* [Exercise objective]
Repeat each line of the material below without change.

* [Extracted information]
::::::::::

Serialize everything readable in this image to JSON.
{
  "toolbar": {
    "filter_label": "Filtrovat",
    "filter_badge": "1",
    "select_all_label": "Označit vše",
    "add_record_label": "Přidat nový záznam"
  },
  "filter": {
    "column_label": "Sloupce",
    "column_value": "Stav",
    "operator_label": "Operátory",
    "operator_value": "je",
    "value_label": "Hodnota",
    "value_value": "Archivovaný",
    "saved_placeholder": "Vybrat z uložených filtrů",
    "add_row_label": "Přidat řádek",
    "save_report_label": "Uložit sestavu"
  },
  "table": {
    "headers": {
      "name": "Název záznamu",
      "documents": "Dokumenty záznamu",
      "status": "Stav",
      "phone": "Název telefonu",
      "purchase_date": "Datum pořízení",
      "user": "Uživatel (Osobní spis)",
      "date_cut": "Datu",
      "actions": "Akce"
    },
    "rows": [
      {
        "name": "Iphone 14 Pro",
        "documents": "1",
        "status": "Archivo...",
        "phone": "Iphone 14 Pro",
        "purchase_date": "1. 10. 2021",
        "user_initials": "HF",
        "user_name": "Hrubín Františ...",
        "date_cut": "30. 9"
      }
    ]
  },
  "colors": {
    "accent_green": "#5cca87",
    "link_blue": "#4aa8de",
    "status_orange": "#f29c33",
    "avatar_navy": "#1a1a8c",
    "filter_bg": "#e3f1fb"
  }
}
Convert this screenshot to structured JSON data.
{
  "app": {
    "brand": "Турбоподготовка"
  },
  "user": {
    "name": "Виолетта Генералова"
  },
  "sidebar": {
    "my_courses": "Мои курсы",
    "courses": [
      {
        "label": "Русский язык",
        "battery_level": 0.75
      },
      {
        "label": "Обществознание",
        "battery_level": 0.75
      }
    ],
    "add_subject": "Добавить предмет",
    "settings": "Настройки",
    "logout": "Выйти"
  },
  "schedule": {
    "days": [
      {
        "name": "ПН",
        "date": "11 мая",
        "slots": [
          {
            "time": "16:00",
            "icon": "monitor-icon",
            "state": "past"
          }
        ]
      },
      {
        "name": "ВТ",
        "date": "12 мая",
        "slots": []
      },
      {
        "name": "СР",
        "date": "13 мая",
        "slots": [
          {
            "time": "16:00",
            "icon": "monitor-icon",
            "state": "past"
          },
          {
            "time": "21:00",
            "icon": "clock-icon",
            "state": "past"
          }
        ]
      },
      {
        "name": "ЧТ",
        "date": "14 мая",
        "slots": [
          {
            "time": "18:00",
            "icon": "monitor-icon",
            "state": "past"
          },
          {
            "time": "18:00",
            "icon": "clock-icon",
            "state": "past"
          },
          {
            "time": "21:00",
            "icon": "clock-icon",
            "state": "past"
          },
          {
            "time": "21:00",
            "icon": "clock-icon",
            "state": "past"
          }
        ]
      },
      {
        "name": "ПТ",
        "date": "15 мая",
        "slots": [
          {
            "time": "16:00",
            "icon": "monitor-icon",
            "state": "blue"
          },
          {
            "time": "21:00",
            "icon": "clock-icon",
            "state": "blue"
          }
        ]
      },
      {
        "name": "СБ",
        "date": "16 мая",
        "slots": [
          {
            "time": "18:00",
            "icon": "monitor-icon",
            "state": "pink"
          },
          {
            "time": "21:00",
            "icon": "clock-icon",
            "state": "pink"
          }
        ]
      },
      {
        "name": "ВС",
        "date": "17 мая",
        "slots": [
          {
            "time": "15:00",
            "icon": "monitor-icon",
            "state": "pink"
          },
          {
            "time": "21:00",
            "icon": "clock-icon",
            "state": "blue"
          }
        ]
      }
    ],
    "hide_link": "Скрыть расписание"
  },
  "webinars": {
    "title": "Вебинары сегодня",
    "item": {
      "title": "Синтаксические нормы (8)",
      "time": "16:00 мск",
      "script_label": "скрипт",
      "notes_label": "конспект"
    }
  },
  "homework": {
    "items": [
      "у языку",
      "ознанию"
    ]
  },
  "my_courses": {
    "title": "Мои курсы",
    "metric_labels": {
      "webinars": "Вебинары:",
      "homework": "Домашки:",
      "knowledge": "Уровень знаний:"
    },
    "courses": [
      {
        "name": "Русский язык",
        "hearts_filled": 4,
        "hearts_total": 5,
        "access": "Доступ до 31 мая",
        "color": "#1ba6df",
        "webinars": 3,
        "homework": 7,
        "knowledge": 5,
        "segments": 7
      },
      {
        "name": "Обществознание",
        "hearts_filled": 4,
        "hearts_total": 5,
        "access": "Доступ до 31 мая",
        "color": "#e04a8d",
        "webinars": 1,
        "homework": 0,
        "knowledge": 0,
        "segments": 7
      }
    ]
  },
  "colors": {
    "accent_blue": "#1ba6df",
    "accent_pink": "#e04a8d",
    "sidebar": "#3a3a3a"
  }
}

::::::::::

* [Solution for this problem]
Serialize everything readable in this image to JSON.
{
  "toolbar": {
    "filter_label": "Filtrovat",
    "filter_badge": "1",
    "select_all_label": "Označit vše",
    "add_record_label": "Přidat nový záznam"
  },
  "filter": {
    "column_label": "Sloupce",
    "column_value": "Stav",
    "operator_label": "Operátory",
    "operator_value": "je",
    "value_label": "Hodnota",
    "value_value": "Archivovaný",
    "saved_placeholder": "Vybrat z uložených filtrů",
    "add_row_label": "Přidat řádek",
    "save_report_label": "Uložit sestavu"
  },
  "table": {
    "headers": {
      "name": "Název záznamu",
      "documents": "Dokumenty záznamu",
      "status": "Stav",
      "phone": "Název telefonu",
      "purchase_date": "Datum pořízení",
      "user": "Uživatel (Osobní spis)",
      "date_cut": "Datu",
      "actions": "Akce"
    },
    "rows": [
      {
        "name": "Iphone 14 Pro",
        "documents": "1",
        "status": "Archivo...",
        "phone": "Iphone 14 Pro",
        "purchase_date": "1. 10. 2021",
        "user_initials": "HF",
        "user_name": "Hrubín Františ...",
        "date_cut": "30. 9"
      }
    ]
  },
  "colors": {
    "accent_green": "#5cca87",
    "link_blue": "#4aa8de",
    "status_orange": "#f29c33",
    "avatar_navy": "#1a1a8c",
    "filter_bg": "#e3f1fb"
  }
}
Convert this screenshot to structured JSON data.
{
  "app": {
    "brand": "Турбоподготовка"
  },
  "user": {
    "name": "Виолетта Генералова"
  },
  "sidebar": {
    "my_courses": "Мои курсы",
    "courses": [
      {
        "label": "Русский язык",
        "battery_level": 0.75
      },
      {
        "label": "Обществознание",
        "battery_level": 0.75
      }
    ],
    "add_subject": "Добавить предмет",
    "settings": "Настройки",
    "logout": "Выйти"
  },
  "schedule": {
    "days": [
      {
        "name": "ПН",
        "date": "11 мая",
        "slots": [
          {
            "time": "16:00",
            "icon": "monitor-icon",
            "state": "past"
          }
        ]
      },
      {
        "name": "ВТ",
        "date": "12 мая",
        "slots": []
      },
      {
        "name": "СР",
        "date": "13 мая",
        "slots": [
          {
            "time": "16:00",
            "icon": "monitor-icon",
            "state": "past"
          },
          {
            "time": "21:00",
            "icon": "clock-icon",
            "state": "past"
          }
        ]
      },
      {
        "name": "ЧТ",
        "date": "14 мая",
        "slots": [
          {
            "time": "18:00",
            "icon": "monitor-icon",
            "state": "past"
          },
          {
            "time": "18:00",
            "icon": "clock-icon",
            "state": "past"
          },
          {
            "time": "21:00",
            "icon": "clock-icon",
            "state": "past"
          },
          {
            "time": "21:00",
            "icon": "clock-icon",
            "state": "past"
          }
        ]
      },
      {
        "name": "ПТ",
        "date": "15 мая",
        "slots": [
          {
            "time": "16:00",
            "icon": "monitor-icon",
            "state": "blue"
          },
          {
            "time": "21:00",
            "icon": "clock-icon",
            "state": "blue"
          }
        ]
      },
      {
        "name": "СБ",
        "date": "16 мая",
        "slots": [
          {
            "time": "18:00",
            "icon": "monitor-icon",
            "state": "pink"
          },
          {
            "time": "21:00",
            "icon": "clock-icon",
            "state": "pink"
          }
        ]
      },
      {
        "name": "ВС",
        "date": "17 мая",
        "slots": [
          {
            "time": "15:00",
            "icon": "monitor-icon",
            "state": "pink"
          },
          {
            "time": "21:00",
            "icon": "clock-icon",
            "state": "blue"
          }
        ]
      }
    ],
    "hide_link": "Скрыть расписание"
  },
  "webinars": {
    "title": "Вебинары сегодня",
    "item": {
      "title": "Синтаксические нормы (8)",
      "time": "16:00 мск",
      "script_label": "скрипт",
      "notes_label": "конспект"
    }
  },
  "homework": {
    "items": [
      "у языку",
      "ознанию"
    ]
  },
  "my_courses": {
    "title": "Мои курсы",
    "metric_labels": {
      "webinars": "Вебинары:",
      "homework": "Домашки:",
      "knowledge": "Уровень знаний:"
    },
    "courses": [
      {
        "name": "Русский язык",
        "hearts_filled": 4,
        "hearts_total": 5,
        "access": "Доступ до 31 мая",
        "color": "#1ba6df",
        "webinars": 3,
        "homework": 7,
        "knowledge": 5,
        "segments": 7
      },
      {
        "name": "Обществознание",
        "hearts_filled": 4,
        "hearts_total": 5,
        "access": "Доступ до 31 мая",
        "color": "#e04a8d",
        "webinars": 1,
        "homework": 0,
        "knowledge": 0,
        "segments": 7
      }
    ]
  },
  "colors": {
    "accent_blue": "#1ba6df",
    "accent_pink": "#e04a8d",
    "sidebar": "#3a3a3a"
  }
}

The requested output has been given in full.